=== Section Start ===
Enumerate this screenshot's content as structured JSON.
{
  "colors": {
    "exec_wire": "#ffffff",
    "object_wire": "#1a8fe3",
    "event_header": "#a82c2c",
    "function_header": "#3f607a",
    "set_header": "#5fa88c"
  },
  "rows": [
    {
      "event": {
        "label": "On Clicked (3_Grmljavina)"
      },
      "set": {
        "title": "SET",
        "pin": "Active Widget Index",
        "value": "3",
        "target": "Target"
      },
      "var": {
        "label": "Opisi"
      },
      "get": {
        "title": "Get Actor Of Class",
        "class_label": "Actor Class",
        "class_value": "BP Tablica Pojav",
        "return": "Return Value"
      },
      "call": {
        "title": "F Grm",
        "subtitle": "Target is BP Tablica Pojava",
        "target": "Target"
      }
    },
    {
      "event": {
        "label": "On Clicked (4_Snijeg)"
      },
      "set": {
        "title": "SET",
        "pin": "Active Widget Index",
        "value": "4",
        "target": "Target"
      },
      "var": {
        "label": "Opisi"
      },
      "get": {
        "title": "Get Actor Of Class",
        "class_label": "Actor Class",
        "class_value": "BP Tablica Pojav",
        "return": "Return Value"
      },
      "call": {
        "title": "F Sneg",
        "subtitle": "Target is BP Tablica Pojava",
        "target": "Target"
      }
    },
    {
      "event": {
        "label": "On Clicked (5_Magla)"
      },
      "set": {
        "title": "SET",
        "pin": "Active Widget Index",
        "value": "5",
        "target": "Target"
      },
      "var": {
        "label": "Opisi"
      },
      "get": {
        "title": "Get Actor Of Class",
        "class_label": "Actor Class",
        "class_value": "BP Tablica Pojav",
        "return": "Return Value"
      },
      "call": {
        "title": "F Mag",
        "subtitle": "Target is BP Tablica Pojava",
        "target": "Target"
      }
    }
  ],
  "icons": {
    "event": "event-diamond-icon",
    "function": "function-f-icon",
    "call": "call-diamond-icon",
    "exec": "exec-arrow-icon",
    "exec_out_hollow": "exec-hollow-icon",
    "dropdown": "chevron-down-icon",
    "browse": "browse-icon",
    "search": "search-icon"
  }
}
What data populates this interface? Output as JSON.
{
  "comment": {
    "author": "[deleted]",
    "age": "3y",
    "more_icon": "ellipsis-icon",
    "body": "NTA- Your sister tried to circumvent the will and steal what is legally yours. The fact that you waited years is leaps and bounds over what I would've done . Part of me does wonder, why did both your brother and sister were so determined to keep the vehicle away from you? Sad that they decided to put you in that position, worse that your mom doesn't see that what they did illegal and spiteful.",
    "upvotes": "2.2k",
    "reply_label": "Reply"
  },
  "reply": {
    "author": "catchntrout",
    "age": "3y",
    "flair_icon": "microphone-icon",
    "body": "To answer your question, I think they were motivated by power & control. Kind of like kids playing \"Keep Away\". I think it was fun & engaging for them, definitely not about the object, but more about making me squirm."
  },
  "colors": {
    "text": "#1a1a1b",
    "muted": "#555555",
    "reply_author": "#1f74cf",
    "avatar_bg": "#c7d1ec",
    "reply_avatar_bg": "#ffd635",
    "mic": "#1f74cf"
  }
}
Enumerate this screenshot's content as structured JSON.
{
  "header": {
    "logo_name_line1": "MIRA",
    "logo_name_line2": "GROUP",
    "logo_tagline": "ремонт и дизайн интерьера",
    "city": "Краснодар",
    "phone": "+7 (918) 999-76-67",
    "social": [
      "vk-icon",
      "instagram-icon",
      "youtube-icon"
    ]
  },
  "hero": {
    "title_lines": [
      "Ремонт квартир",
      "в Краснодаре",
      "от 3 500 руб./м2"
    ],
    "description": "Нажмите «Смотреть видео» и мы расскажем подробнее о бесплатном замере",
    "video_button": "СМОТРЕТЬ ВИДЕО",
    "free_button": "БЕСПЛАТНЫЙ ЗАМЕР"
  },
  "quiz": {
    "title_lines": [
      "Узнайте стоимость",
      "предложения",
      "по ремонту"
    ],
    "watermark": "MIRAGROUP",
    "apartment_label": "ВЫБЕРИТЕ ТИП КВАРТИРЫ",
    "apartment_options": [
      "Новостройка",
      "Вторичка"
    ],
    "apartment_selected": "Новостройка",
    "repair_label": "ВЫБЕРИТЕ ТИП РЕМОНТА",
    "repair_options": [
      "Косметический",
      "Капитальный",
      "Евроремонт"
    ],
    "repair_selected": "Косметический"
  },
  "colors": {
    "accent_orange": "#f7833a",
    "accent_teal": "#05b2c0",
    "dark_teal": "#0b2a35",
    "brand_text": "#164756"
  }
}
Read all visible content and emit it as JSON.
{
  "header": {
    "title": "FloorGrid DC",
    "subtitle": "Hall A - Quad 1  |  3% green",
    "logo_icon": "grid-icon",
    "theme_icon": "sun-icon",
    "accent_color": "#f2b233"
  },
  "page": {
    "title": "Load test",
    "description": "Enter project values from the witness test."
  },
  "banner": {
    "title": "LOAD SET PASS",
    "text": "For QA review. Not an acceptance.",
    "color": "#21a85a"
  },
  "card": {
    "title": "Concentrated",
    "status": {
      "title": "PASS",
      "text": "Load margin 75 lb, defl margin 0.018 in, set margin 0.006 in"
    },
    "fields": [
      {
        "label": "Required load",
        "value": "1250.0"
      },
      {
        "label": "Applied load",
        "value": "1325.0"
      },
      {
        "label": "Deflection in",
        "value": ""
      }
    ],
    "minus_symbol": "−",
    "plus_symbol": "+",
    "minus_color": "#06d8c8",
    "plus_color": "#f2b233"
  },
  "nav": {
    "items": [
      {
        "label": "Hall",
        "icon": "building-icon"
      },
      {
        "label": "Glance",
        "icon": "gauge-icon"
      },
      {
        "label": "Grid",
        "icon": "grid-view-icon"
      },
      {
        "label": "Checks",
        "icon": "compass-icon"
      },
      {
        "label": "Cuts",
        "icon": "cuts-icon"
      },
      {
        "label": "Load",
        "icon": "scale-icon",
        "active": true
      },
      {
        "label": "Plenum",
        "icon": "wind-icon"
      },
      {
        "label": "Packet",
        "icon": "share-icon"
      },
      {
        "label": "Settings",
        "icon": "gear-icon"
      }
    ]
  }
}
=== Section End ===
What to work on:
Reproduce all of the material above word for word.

Output of the exercise:
Enumerate this screenshot's content as structured JSON.
{
  "colors": {
    "exec_wire": "#ffffff",
    "object_wire": "#1a8fe3",
    "event_header": "#a82c2c",
    "function_header": "#3f607a",
    "set_header": "#5fa88c"
  },
  "rows": [
    {
      "event": {
        "label": "On Clicked (3_Grmljavina)"
      },
      "set": {
        "title": "SET",
        "pin": "Active Widget Index",
        "value": "3",
        "target": "Target"
      },
      "var": {
        "label": "Opisi"
      },
      "get": {
        "title": "Get Actor Of Class",
        "class_label": "Actor Class",
        "class_value": "BP Tablica Pojav",
        "return": "Return Value"
      },
      "call": {
        "title": "F Grm",
        "subtitle": "Target is BP Tablica Pojava",
        "target": "Target"
      }
    },
    {
      "event": {
        "label": "On Clicked (4_Snijeg)"
      },
      "set": {
        "title": "SET",
        "pin": "Active Widget Index",
        "value": "4",
        "target": "Target"
      },
      "var": {
        "label": "Opisi"
      },
      "get": {
        "title": "Get Actor Of Class",
        "class_label": "Actor Class",
        "class_value": "BP Tablica Pojav",
        "return": "Return Value"
      },
      "call": {
        "title": "F Sneg",
        "subtitle": "Target is BP Tablica Pojava",
        "target": "Target"
      }
    },
    {
      "event": {
        "label": "On Clicked (5_Magla)"
      },
      "set": {
        "title": "SET",
        "pin": "Active Widget Index",
        "value": "5",
        "target": "Target"
      },
      "var": {
        "label": "Opisi"
      },
      "get": {
        "title": "Get Actor Of Class",
        "class_label": "Actor Class",
        "class_value": "BP Tablica Pojav",
        "return": "Return Value"
      },
      "call": {
        "title": "F Mag",
        "subtitle": "Target is BP Tablica Pojava",
        "target": "Target"
      }
    }
  ],
  "icons": {
    "event": "event-diamond-icon",
    "function": "function-f-icon",
    "call": "call-diamond-icon",
    "exec": "exec-arrow-icon",
    "exec_out_hollow": "exec-hollow-icon",
    "dropdown": "chevron-down-icon",
    "browse": "browse-icon",
    "search": "search-icon"
  }
}
What data populates this interface? Output as JSON.
{
  "comment": {
    "author": "[deleted]",
    "age": "3y",
    "more_icon": "ellipsis-icon",
    "body": "NTA- Your sister tried to circumvent the will and steal what is legally yours. The fact that you waited years is leaps and bounds over what I would've done . Part of me does wonder, why did both your brother and sister were so determined to keep the vehicle away from you? Sad that they decided to put you in that position, worse that your mom doesn't see that what they did illegal and spiteful.",
    "upvotes": "2.2k",
    "reply_label": "Reply"
  },
  "reply": {
    "author": "catchntrout",
    "age": "3y",
    "flair_icon": "microphone-icon",
    "body": "To answer your question, I think they were motivated by power & control. Kind of like kids playing \"Keep Away\". I think it was fun & engaging for them, definitely not about the object, but more about making me squirm."
  },
  "colors": {
    "text": "#1a1a1b",
    "muted": "#555555",
    "reply_author": "#1f74cf",
    "avatar_bg": "#c7d1ec",
    "reply_avatar_bg": "#ffd635",
    "mic": "#1f74cf"
  }
}
Enumerate this screenshot's content as structured JSON.
{
  "header": {
    "logo_name_line1": "MIRA",
    "logo_name_line2": "GROUP",
    "logo_tagline": "ремонт и дизайн интерьера",
    "city": "Краснодар",
    "phone": "+7 (918) 999-76-67",
    "social": [
      "vk-icon",
      "instagram-icon",
      "youtube-icon"
    ]
  },
  "hero": {
    "title_lines": [
      "Ремонт квартир",
      "в Краснодаре",
      "от 3 500 руб./м2"
    ],
    "description": "Нажмите «Смотреть видео» и мы расскажем подробнее о бесплатном замере",
    "video_button": "СМОТРЕТЬ ВИДЕО",
    "free_button": "БЕСПЛАТНЫЙ ЗАМЕР"
  },
  "quiz": {
    "title_lines": [
      "Узнайте стоимость",
      "предложения",
      "по ремонту"
    ],
    "watermark": "MIRAGROUP",
    "apartment_label": "ВЫБЕРИТЕ ТИП КВАРТИРЫ",
    "apartment_options": [
      "Новостройка",
      "Вторичка"
    ],
    "apartment_selected": "Новостройка",
    "repair_label": "ВЫБЕРИТЕ ТИП РЕМОНТА",
    "repair_options": [
      "Косметический",
      "Капитальный",
      "Евроремонт"
    ],
    "repair_selected": "Косметический"
  },
  "colors": {
    "accent_orange": "#f7833a",
    "accent_teal": "#05b2c0",
    "dark_teal": "#0b2a35",
    "brand_text": "#164756"
  }
}
Read all visible content and emit it as JSON.
{
  "header": {
    "title": "FloorGrid DC",
    "subtitle": "Hall A - Quad 1  |  3% green",
    "logo_icon": "grid-icon",
    "theme_icon": "sun-icon",
    "accent_color": "#f2b233"
  },
  "page": {
    "title": "Load test",
    "description": "Enter project values from the witness test."
  },
  "banner": {
    "title": "LOAD SET PASS",
    "text": "For QA review. Not an acceptance.",
    "color": "#21a85a"
  },
  "card": {
    "title": "Concentrated",
    "status": {
      "title": "PASS",
      "text": "Load margin 75 lb, defl margin 0.018 in, set margin 0.006 in"
    },
    "fields": [
      {
        "label": "Required load",
        "value": "1250.0"
      },
      {
        "label": "Applied load",
        "value": "1325.0"
      },
      {
        "label": "Deflection in",
        "value": ""
      }
    ],
    "minus_symbol": "−",
    "plus_symbol": "+",
    "minus_color": "#06d8c8",
    "plus_color": "#f2b233"
  },
  "nav": {
    "items": [
      {
        "label": "Hall",
        "icon": "building-icon"
      },
      {
        "label": "Glance",
        "icon": "gauge-icon"
      },
      {
        "label": "Grid",
        "icon": "grid-view-icon"
      },
      {
        "label": "Checks",
        "icon": "compass-icon"
      },
      {
        "label": "Cuts",
        "icon": "cuts-icon"
      },
      {
        "label": "Load",
        "icon": "scale-icon",
        "active": true
      },
      {
        "label": "Plenum",
        "icon": "wind-icon"
      },
      {
        "label": "Packet",
        "icon": "share-icon"
      },
      {
        "label": "Settings",
        "icon": "gear-icon"
      }
    ]
  }
}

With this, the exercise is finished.